Wearable computing is popping up all over the place over the past year. Big players in the market have been releasing products like there’s no tomorrow and consumers seem to be crazy about getting their hands on them. From glasses to smart watches, we’re seeing technology get to a point where we’re able to put a computer on just about everything. However, this is something that has been around, at least in a different form, for a few years.

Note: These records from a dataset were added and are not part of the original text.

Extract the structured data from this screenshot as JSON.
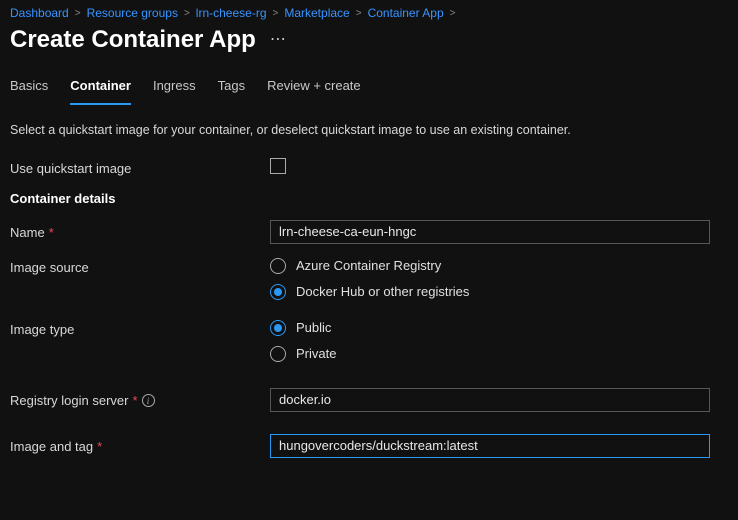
{
  "breadcrumb": [
    "Dashboard",
    "Resource groups",
    "lrn-cheese-rg",
    "Marketplace",
    "Container App"
  ],
  "title": "Create Container App",
  "tabs": [
    {
      "label": "Basics",
      "active": false
    },
    {
      "label": "Container",
      "active": true
    },
    {
      "label": "Ingress",
      "active": false
    },
    {
      "label": "Tags",
      "active": false
    },
    {
      "label": "Review + create",
      "active": false
    }
  ],
  "intro": "Select a quickstart image for your container, or deselect quickstart image to use an existing container.",
  "quickstart_label": "Use quickstart image",
  "quickstart_checked": false,
  "section_container_details": "Container details",
  "name_label": "Name",
  "name_value": "lrn-cheese-ca-eun-hngc",
  "image_source_label": "Image source",
  "image_source_options": [
    {
      "label": "Azure Container Registry",
      "selected": false
    },
    {
      "label": "Docker Hub or other registries",
      "selected": true
    }
  ],
  "image_type_label": "Image type",
  "image_type_options": [
    {
      "label": "Public",
      "selected": true
    },
    {
      "label": "Private",
      "selected": false
    }
  ],
  "registry_label": "Registry login server",
  "registry_value": "docker.io",
  "image_tag_label": "Image and tag",
  "image_tag_value": "hungovercoders/duckstream:latest"
}
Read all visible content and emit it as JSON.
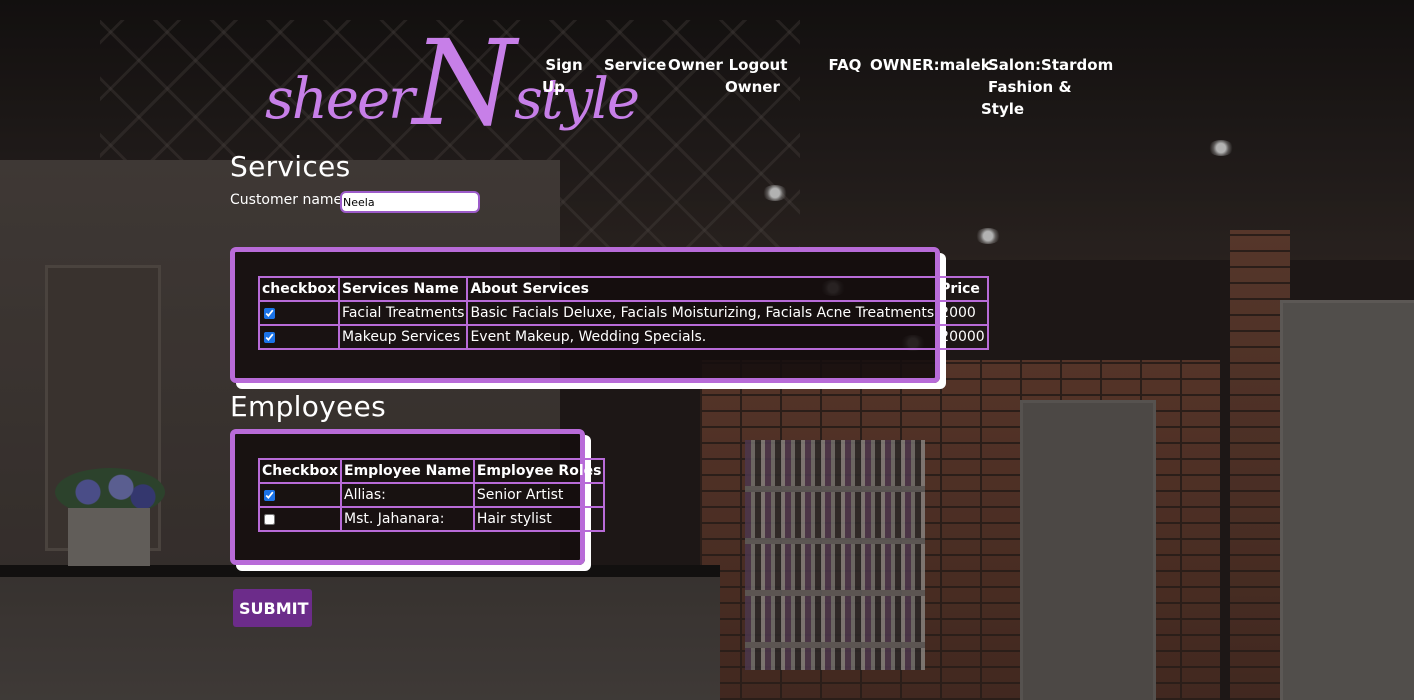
{
  "brand": {
    "logo_text_left": "sheer",
    "logo_letter": "N",
    "logo_text_right": "style",
    "logo_color": "#c77fe8"
  },
  "nav": {
    "sign_up": [
      "Sign",
      "Up"
    ],
    "service": "Service",
    "owner": "Owner",
    "logout_owner": [
      "Logout",
      "Owner"
    ],
    "faq": "FAQ",
    "owner_name": "OWNER:malek",
    "salon": [
      "Salon:Stardom Fashion &",
      "Style"
    ]
  },
  "services_section": {
    "heading": "Services",
    "customer_label": "Customer name:",
    "customer_value": "Neela",
    "columns": [
      "checkbox",
      "Services Name",
      "About Services",
      "Price"
    ],
    "rows": [
      {
        "checked": true,
        "name": "Facial Treatments",
        "about": "Basic Facials Deluxe, Facials Moisturizing, Facials Acne Treatments",
        "price": "2000"
      },
      {
        "checked": true,
        "name": "Makeup Services",
        "about": "Event Makeup, Wedding Specials.",
        "price": "20000"
      }
    ]
  },
  "employees_section": {
    "heading": "Employees",
    "columns": [
      "Checkbox",
      "Employee Name",
      "Employee Roles"
    ],
    "rows": [
      {
        "checked": true,
        "name": "Allias:",
        "role": "Senior Artist"
      },
      {
        "checked": false,
        "name": "Mst. Jahanara:",
        "role": "Hair stylist"
      }
    ]
  },
  "submit_label": "SUBMIT",
  "colors": {
    "accent_border": "#b86bd8",
    "submit_bg": "#6c2c8a"
  }
}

During the winter season, I work up on a mountain as a ski patroller and one of the areas that I’m responsible for is handling the pro-deals. That is, deals that we get from various companies in exchange for using their product out in the field and during our work. This is nice on two aspects: it helps us get our hands on the latest and greatest tech for first aid and snow safety and we do so relatively cheaper than buying it ourselves. One product that fell into my lap last winter was a pair of Snow Goggles that had a HUD in them by Recon Instruments. At first, I thought the idea was a little bit gimmicky but after being able to try them out for a day, I was sold. They integrated seamlessly within the frame of the goggles and provided easily read feedback based on your speed, location, music playing, among a ton of other things. Check out the video below for a little bit more insight behind what I’m talking about.

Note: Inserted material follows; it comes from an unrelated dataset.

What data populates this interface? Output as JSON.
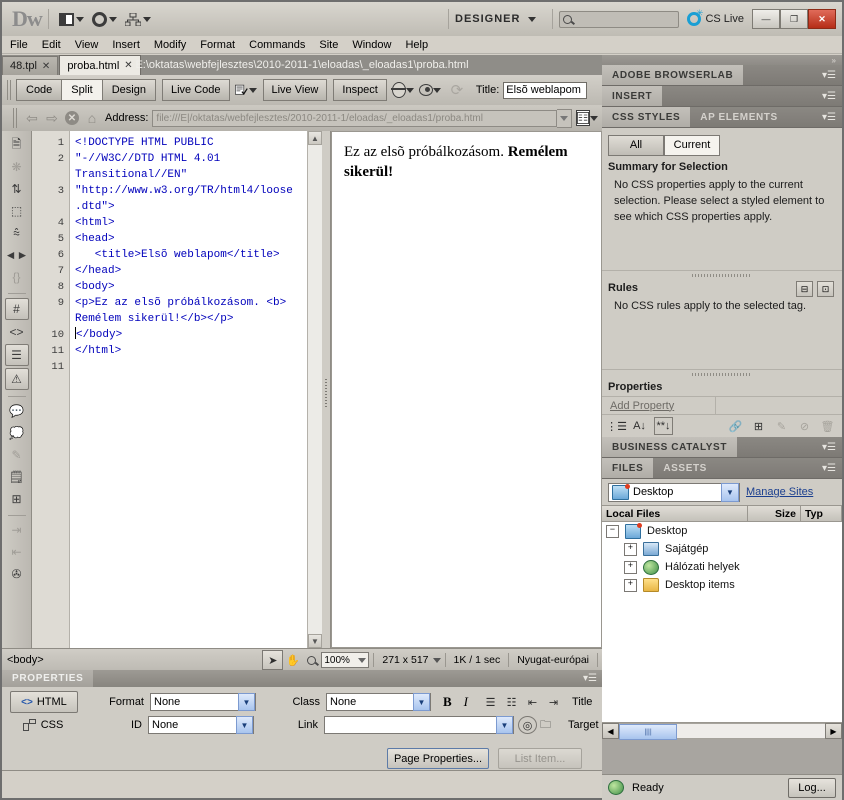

Fast forward to now and the same company, Recon Instruments based out of Vancouver, has announced their version of Google Glass: The Recon Jet. Based around a sports background (notably cyclists and triathletes), the Recon Jet will have native apps that connect to third party devices via ANT+ and Bluetooth and display the users heart rate, cadence, and power output. As well, the onboard sensors of the device will be able to deliver information on speed, pace, distance, time, vertical ascent and more.
Fret not though, the Recon Jet is not solely for sports activities and has an open platform behind it. Recon Instruments release the SDK for the Recon Jet at the Google I/O Conference and the company is already in development with other companies to release applications for any type of activity.
We introduced Recon Jet to the developer community at the Google I/O tech conference last month. To say the response exceeded our expectations would be a massive understatement. Now, with this first edition of Recon Jet and our soon-to-be-released SDK, we look forward to developers unleashing their creativity to build amazing apps for Recon Jet.
Dan Eisenhard – CEO of Recon Instruments
The Recon Jet sports a 1 GHz dual core processor, a dedicated graphics chip, ANT+, Bluetooth, GPS, a 720p HD Camera. As well, a full array of sensor is packed into the device including a 3D accelerometer, 3D gyroscope, pressure sensor, and ambient temperature sensor. As far as weight goes, the components of this device are spread across both sides of the eyewear adding a total of 14 grams to each side. Control of the device will be by a precision optical touch-pad that supports multiple gesture control and allows it to be used in all types of conditions, even when you are wearing gloves.
Much like the Google Glass Explorer program, Recon had a Pilot Edition that was available for early adopters and that would see the product in the hands of those who wanted it the most a few months before the actual full production run. Unfortunately, that time has already past the mark and you can preorder the Recon Jet for a cool $599 Canadian. The Recon Jet is expected to start shipping in February of 2014 and will be available for people in Canada, the United States, European Union, Norway, Switzerland, Australia, and Japan.
As more information is released on the Recon Jet and as early adopters get their hands on it, we’ll continually update. As a sports enthusiast and someone who has already had a hands-on experience with some of Recon Instruments products, Recon Jet definitely has me excited for where this trend is going.